→ Material provided
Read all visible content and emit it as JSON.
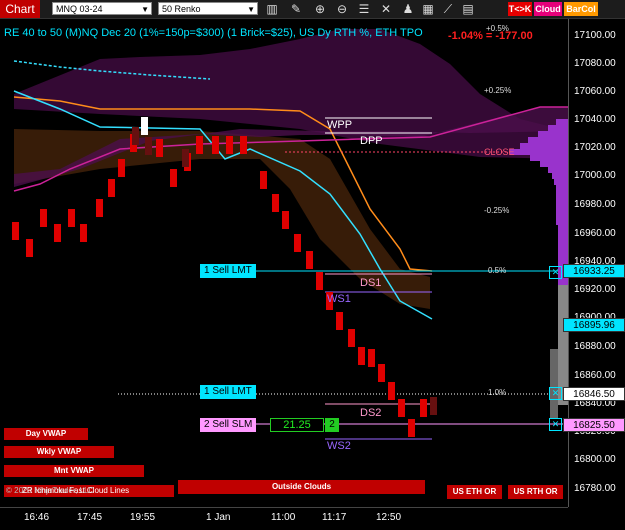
{
  "toolbar": {
    "tab_label": "Chart",
    "instrument": "MNQ 03-24",
    "bar_type": "50 Renko",
    "icons": [
      "bar-style-icon",
      "draw-tools-icon",
      "zoom-in-icon",
      "zoom-out-icon",
      "properties-icon",
      "trade-icon",
      "strategy-icon",
      "data-box-icon",
      "indicators-icon",
      "templates-icon"
    ],
    "btn_tk": "T<>K",
    "btn_cloud": "Cloud",
    "btn_barcol": "BarCol",
    "colors": {
      "tab": "#c00000",
      "tk": "#e60000",
      "cloud": "#e6007a",
      "barcol": "#ff9900"
    }
  },
  "chart": {
    "title": "RE 40 to 50 (M)NQ Dec 20 (1%=150p=$300) (1 Brick=$25), US Dy RTH %, ETH TPO",
    "pnl": "-1.04% = -177.00",
    "pct_top": "+0.5%",
    "pct_levels": [
      {
        "label": "+0.25%",
        "price": 17090
      },
      {
        "label": "-0.25%",
        "price": 16985
      },
      {
        "label": "0.5%",
        "price": 16933
      },
      {
        "label": "1.0%",
        "price": 16849
      }
    ],
    "level_labels": [
      {
        "label": "WPP",
        "price": 17041,
        "color": "#ffffff"
      },
      {
        "label": "DPP",
        "price": 17025,
        "color": "#ffffff"
      },
      {
        "label": "CLOSE",
        "price": 17016,
        "color": "#ff5555"
      },
      {
        "label": "DS1",
        "price": 16925,
        "color": "#ff99cc"
      },
      {
        "label": "WS1",
        "price": 16910,
        "color": "#9966ff"
      },
      {
        "label": "DS2",
        "price": 16838,
        "color": "#ff99cc"
      },
      {
        "label": "WS2",
        "price": 16815,
        "color": "#9966ff"
      }
    ],
    "orders": [
      {
        "label": "1 Sell LMT",
        "price": 16933.25
      },
      {
        "label": "1 Sell LMT",
        "price": 16846.5
      },
      {
        "label": "2 Sell SLM",
        "price": 16825.5,
        "value": "21.25",
        "qty": "2"
      }
    ],
    "buttons_left": [
      "Day VWAP",
      "Wkly VWAP",
      "Mnt VWAP"
    ],
    "button_outside": "Outside Clouds",
    "button_us_eth": "US ETH OR",
    "button_us_rth": "US RTH OR",
    "copyright": "© 2023 NinjaTrader, LLC",
    "overlay_text": "ZR Ichimoku Fast Cloud Lines"
  },
  "price_axis": {
    "ticks": [
      "17100.00",
      "17080.00",
      "17060.00",
      "17040.00",
      "17020.00",
      "17000.00",
      "16980.00",
      "16960.00",
      "16940.00",
      "16920.00",
      "16900.00",
      "16880.00",
      "16860.00",
      "16840.00",
      "16820.00",
      "16800.00",
      "16780.00"
    ],
    "current_prices": [
      {
        "value": "16933.25",
        "color": "#00e5ff"
      },
      {
        "value": "16895.96",
        "color": "#00e5ff"
      },
      {
        "value": "16846.50",
        "color": "#ffffff"
      },
      {
        "value": "16825.50",
        "color": "#ff99ff"
      }
    ]
  },
  "time_axis": {
    "ticks": [
      "16:46",
      "17:45",
      "19:55",
      "1 Jan",
      "11:00",
      "11:17",
      "12:50"
    ]
  }
}
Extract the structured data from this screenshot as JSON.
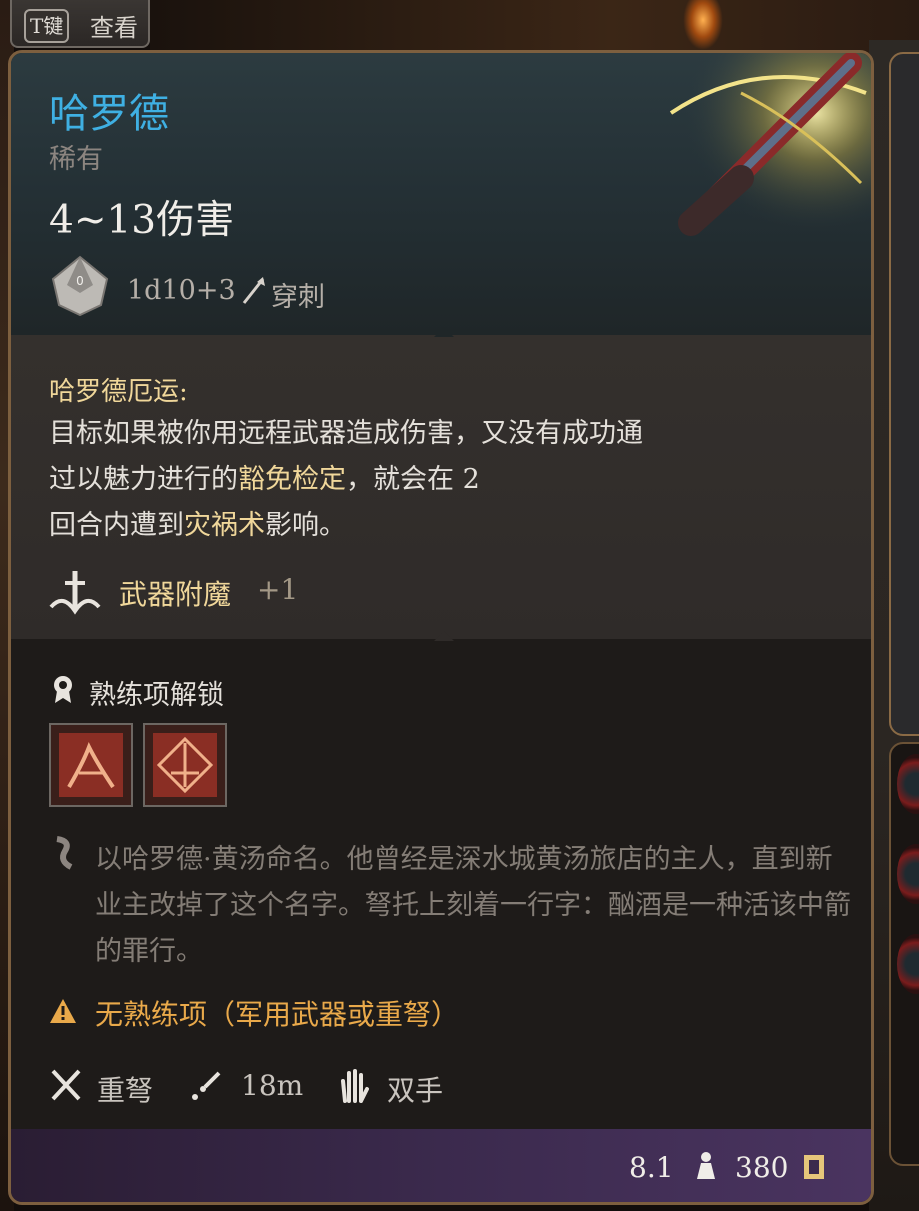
{
  "hotkey": {
    "key": "T键",
    "label": "查看"
  },
  "item": {
    "name": "哈罗德",
    "rarity": "稀有",
    "damage": "4~13伤害",
    "dice_roll": "1d10+3",
    "damage_type": "穿刺"
  },
  "passive": {
    "title": "哈罗德厄运:",
    "desc_1": "目标如果被你用远程武器造成伤害，又没有成功通",
    "desc_2a": "过以魅力进行的",
    "desc_2b": "豁免检定",
    "desc_2c": "，就会在 2",
    "desc_3a": "回合内遭到",
    "desc_3b": "灾祸术",
    "desc_3c": "影响。"
  },
  "enchantment": {
    "label": "武器附魔",
    "value": "+1"
  },
  "proficiency": {
    "title": "熟练项解锁"
  },
  "lore": "以哈罗德·黄汤命名。他曾经是深水城黄汤旅店的主人，直到新业主改掉了这个名字。弩托上刻着一行字：酗酒是一种活该中箭的罪行。",
  "warning": "无熟练项（军用武器或重弩）",
  "stats": {
    "weapon_type": "重弩",
    "range": "18m",
    "hands": "双手"
  },
  "footer": {
    "weight": "8.1",
    "value": "380"
  },
  "colors": {
    "title": "#3fb0e3",
    "highlight": "#f0d79a",
    "warning": "#e9a94a",
    "border": "#7d5f3f"
  }
}
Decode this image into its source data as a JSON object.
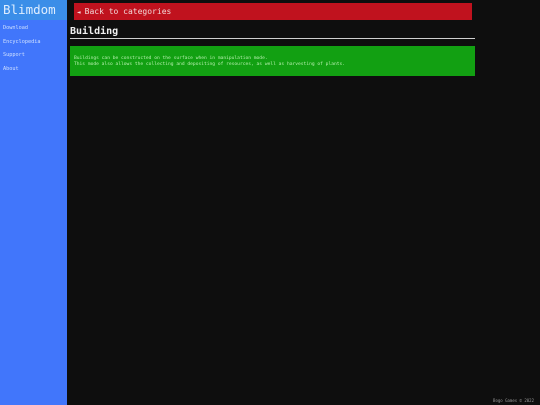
{
  "sidebar": {
    "brand": "Blimdom",
    "items": [
      {
        "label": "Download"
      },
      {
        "label": "Encyclopedia"
      },
      {
        "label": "Support"
      },
      {
        "label": "About"
      }
    ]
  },
  "main": {
    "back_label": "Back to categories",
    "back_icon": "left-triangle-icon",
    "title": "Building",
    "description_lines": [
      "Buildings can be constructed on the surface when in manipulation mode.",
      "This mode also allows the collecting and depositing of resources, as well as harvesting of plants."
    ]
  },
  "footer": {
    "text": "Bogo Games © 2022"
  },
  "colors": {
    "sidebar": "#4176fb",
    "brand_bg": "#3b8ee8",
    "back_button": "#c0121e",
    "info_box": "#12a012",
    "background": "#0e0e0e"
  }
}
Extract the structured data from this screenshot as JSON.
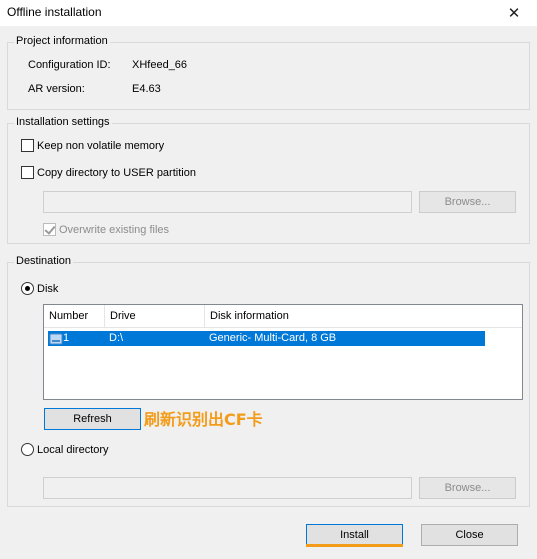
{
  "window": {
    "title": "Offline installation"
  },
  "project_info": {
    "legend": "Project information",
    "config_id_label": "Configuration ID:",
    "config_id_value": "XHfeed_66",
    "ar_version_label": "AR version:",
    "ar_version_value": "E4.63"
  },
  "install_settings": {
    "legend": "Installation settings",
    "keep_nvm_label": "Keep non volatile memory",
    "keep_nvm_checked": false,
    "copy_dir_label": "Copy directory to USER partition",
    "copy_dir_checked": false,
    "path_value": "",
    "browse_label": "Browse...",
    "overwrite_label": "Overwrite existing files",
    "overwrite_checked": true
  },
  "destination": {
    "legend": "Destination",
    "disk_label": "Disk",
    "disk_selected": true,
    "columns": [
      "Number",
      "Drive",
      "Disk information"
    ],
    "rows": [
      {
        "number": "1",
        "drive": "D:\\",
        "info": "Generic- Multi-Card, 8 GB",
        "selected": true
      }
    ],
    "refresh_label": "Refresh",
    "annotation": "刷新识别出CF卡",
    "local_dir_label": "Local directory",
    "local_dir_selected": false,
    "local_path_value": "",
    "browse_label": "Browse..."
  },
  "footer": {
    "install_label": "Install",
    "close_label": "Close"
  },
  "colors": {
    "selection": "#0078d7",
    "annotation": "#f39c1a",
    "background": "#f0f0f0"
  }
}
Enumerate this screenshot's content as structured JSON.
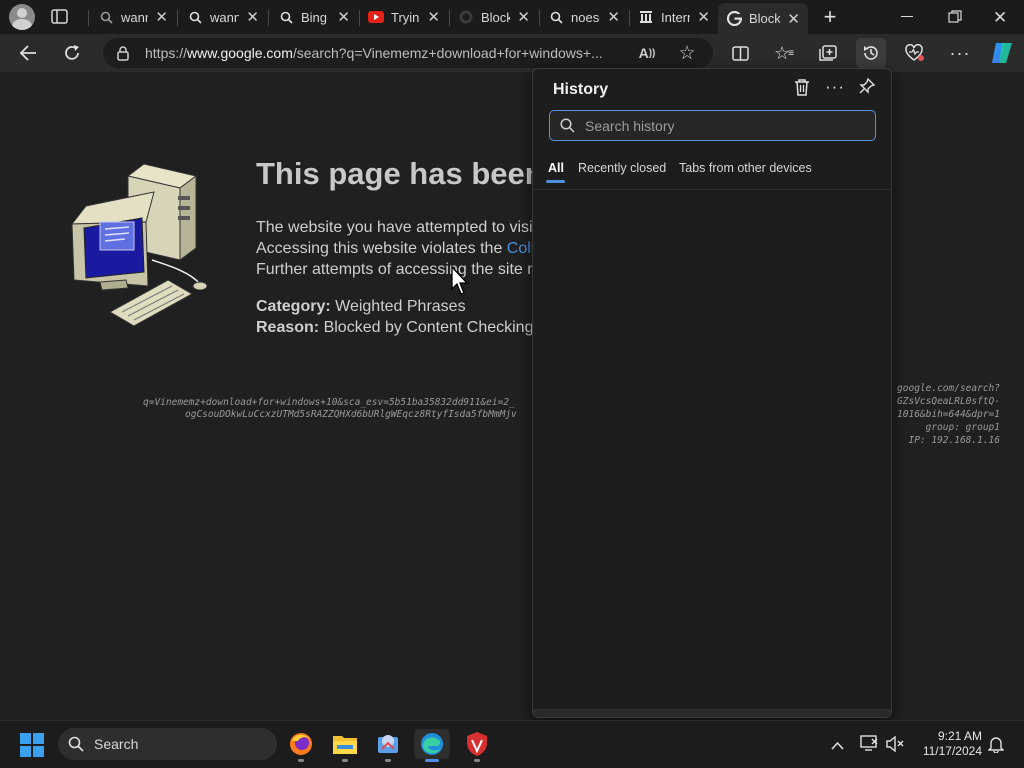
{
  "browser": {
    "tabs": [
      {
        "title": "wann",
        "icon": "search-icon",
        "active": false
      },
      {
        "title": "wann",
        "icon": "search-icon",
        "active": false
      },
      {
        "title": "Bing",
        "icon": "search-icon",
        "active": false
      },
      {
        "title": "Trying",
        "icon": "youtube-icon",
        "active": false
      },
      {
        "title": "Block",
        "icon": "github-icon",
        "active": false
      },
      {
        "title": "noesc",
        "icon": "search-icon",
        "active": false
      },
      {
        "title": "Intern",
        "icon": "archive-icon",
        "active": false
      },
      {
        "title": "Block",
        "icon": "google-icon",
        "active": true
      }
    ],
    "url_prefix": "https://",
    "url_host": "www.google.com",
    "url_path": "/search?q=Vinememz+download+for+windows+..."
  },
  "page": {
    "title": "This page has been",
    "line1": "The website you have attempted to visi",
    "line2_pre": "Accessing this website violates the ",
    "line2_link": "Coll",
    "line3": "Further attempts of accessing the site n",
    "category_label": "Category:",
    "category_value": " Weighted Phrases",
    "reason_label": "Reason:",
    "reason_value": " Blocked by Content Checking.",
    "url_left_1": "q=Vinememz+download+for+windows+10&sca_esv=5b51ba35832dd911&ei=2_",
    "url_left_2": "ogCsouDOkwLuCcxzUTMd5sRAZZQHXd6bURlgWEqcz8RtyfIsda5fbMmMjv",
    "url_right_1": "google.com/search?",
    "url_right_2": "GZsVcsQeaLRL0sftQ-",
    "url_right_3": "1016&bih=644&dpr=1",
    "group": "group: group1",
    "ip": "IP: 192.168.1.16"
  },
  "history_panel": {
    "title": "History",
    "search_placeholder": "Search history",
    "tabs": [
      "All",
      "Recently closed",
      "Tabs from other devices"
    ]
  },
  "taskbar": {
    "search_label": "Search",
    "time": "9:21 AM",
    "date": "11/17/2024"
  },
  "colors": {
    "accent": "#4e8fe0",
    "link": "#4e8fe0",
    "background": "#202020"
  }
}
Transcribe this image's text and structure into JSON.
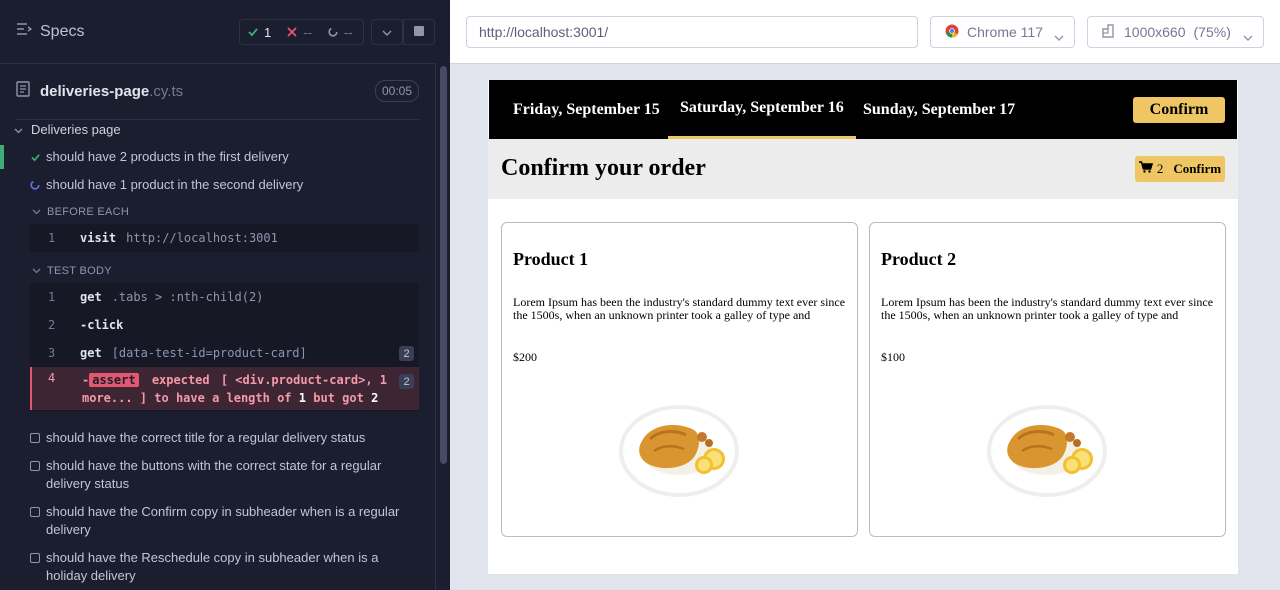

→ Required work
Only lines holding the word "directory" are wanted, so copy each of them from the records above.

→ Solution to the problem
    "copy_dir_label": "Copy directory to USER partition",
    "local_dir_label": "Local directory",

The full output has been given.